[ACTIVITY] Please output the data exactly, minus pictures.

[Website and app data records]

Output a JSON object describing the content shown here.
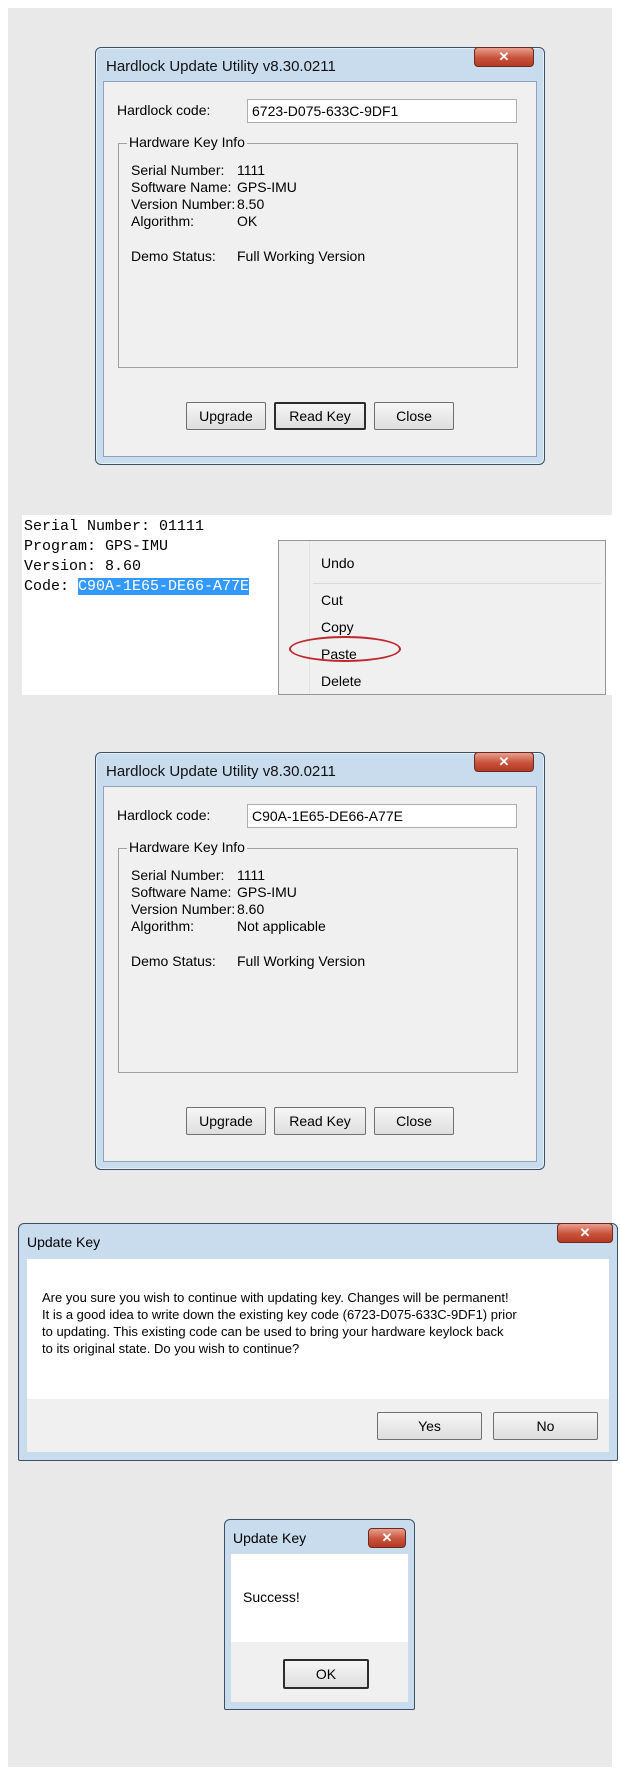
{
  "dialog1": {
    "title": "Hardlock Update Utility v8.30.0211",
    "close_glyph": "✕",
    "code_label": "Hardlock code:",
    "code_value": "6723-D075-633C-9DF1",
    "group_title": "Hardware Key Info",
    "info": {
      "serial_label": "Serial Number:",
      "serial_value": "1111",
      "software_label": "Software Name:",
      "software_value": "GPS-IMU",
      "version_label": "Version Number:",
      "version_value": "8.50",
      "algorithm_label": "Algorithm:",
      "algorithm_value": "OK",
      "demo_label": "Demo Status:",
      "demo_value": "Full Working Version"
    },
    "buttons": {
      "upgrade": "Upgrade",
      "read_key": "Read Key",
      "close": "Close"
    }
  },
  "textpanel": {
    "line1": "Serial Number: 01111",
    "line2": "Program: GPS-IMU",
    "line3": "Version: 8.60",
    "line4_prefix": "Code: ",
    "line4_selected": "C90A-1E65-DE66-A77E"
  },
  "context_menu": {
    "items": [
      "Undo",
      "Cut",
      "Copy",
      "Paste",
      "Delete"
    ]
  },
  "dialog2": {
    "title": "Hardlock Update Utility v8.30.0211",
    "close_glyph": "✕",
    "code_label": "Hardlock code:",
    "code_value": "C90A-1E65-DE66-A77E",
    "group_title": "Hardware Key Info",
    "info": {
      "serial_label": "Serial Number:",
      "serial_value": "1111",
      "software_label": "Software Name:",
      "software_value": "GPS-IMU",
      "version_label": "Version Number:",
      "version_value": "8.60",
      "algorithm_label": "Algorithm:",
      "algorithm_value": "Not applicable",
      "demo_label": "Demo Status:",
      "demo_value": "Full Working Version"
    },
    "buttons": {
      "upgrade": "Upgrade",
      "read_key": "Read Key",
      "close": "Close"
    }
  },
  "confirm": {
    "title": "Update Key",
    "close_glyph": "✕",
    "message_lines": [
      "Are you sure you wish to continue with updating key. Changes will be permanent!",
      "It is a good idea to write down the existing key code (6723-D075-633C-9DF1) prior",
      "to updating.  This existing code can be used to bring your hardware keylock back",
      "to its original state. Do you wish to continue?"
    ],
    "yes": "Yes",
    "no": "No"
  },
  "success": {
    "title": "Update Key",
    "close_glyph": "✕",
    "message": "Success!",
    "ok": "OK"
  }
}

[RESULT FOR THIS EXERCISE]
Output a JSON object describing the content shown here.
{
  "dialog1": {
    "title": "Hardlock Update Utility v8.30.0211",
    "close_glyph": "✕",
    "code_label": "Hardlock code:",
    "code_value": "6723-D075-633C-9DF1",
    "group_title": "Hardware Key Info",
    "info": {
      "serial_label": "Serial Number:",
      "serial_value": "1111",
      "software_label": "Software Name:",
      "software_value": "GPS-IMU",
      "version_label": "Version Number:",
      "version_value": "8.50",
      "algorithm_label": "Algorithm:",
      "algorithm_value": "OK",
      "demo_label": "Demo Status:",
      "demo_value": "Full Working Version"
    },
    "buttons": {
      "upgrade": "Upgrade",
      "read_key": "Read Key",
      "close": "Close"
    }
  },
  "textpanel": {
    "line1": "Serial Number: 01111",
    "line2": "Program: GPS-IMU",
    "line3": "Version: 8.60",
    "line4_prefix": "Code: ",
    "line4_selected": "C90A-1E65-DE66-A77E"
  },
  "context_menu": {
    "items": [
      "Undo",
      "Cut",
      "Copy",
      "Paste",
      "Delete"
    ]
  },
  "dialog2": {
    "title": "Hardlock Update Utility v8.30.0211",
    "close_glyph": "✕",
    "code_label": "Hardlock code:",
    "code_value": "C90A-1E65-DE66-A77E",
    "group_title": "Hardware Key Info",
    "info": {
      "serial_label": "Serial Number:",
      "serial_value": "1111",
      "software_label": "Software Name:",
      "software_value": "GPS-IMU",
      "version_label": "Version Number:",
      "version_value": "8.60",
      "algorithm_label": "Algorithm:",
      "algorithm_value": "Not applicable",
      "demo_label": "Demo Status:",
      "demo_value": "Full Working Version"
    },
    "buttons": {
      "upgrade": "Upgrade",
      "read_key": "Read Key",
      "close": "Close"
    }
  },
  "confirm": {
    "title": "Update Key",
    "close_glyph": "✕",
    "message_lines": [
      "Are you sure you wish to continue with updating key. Changes will be permanent!",
      "It is a good idea to write down the existing key code (6723-D075-633C-9DF1) prior",
      "to updating.  This existing code can be used to bring your hardware keylock back",
      "to its original state. Do you wish to continue?"
    ],
    "yes": "Yes",
    "no": "No"
  },
  "success": {
    "title": "Update Key",
    "close_glyph": "✕",
    "message": "Success!",
    "ok": "OK"
  }
}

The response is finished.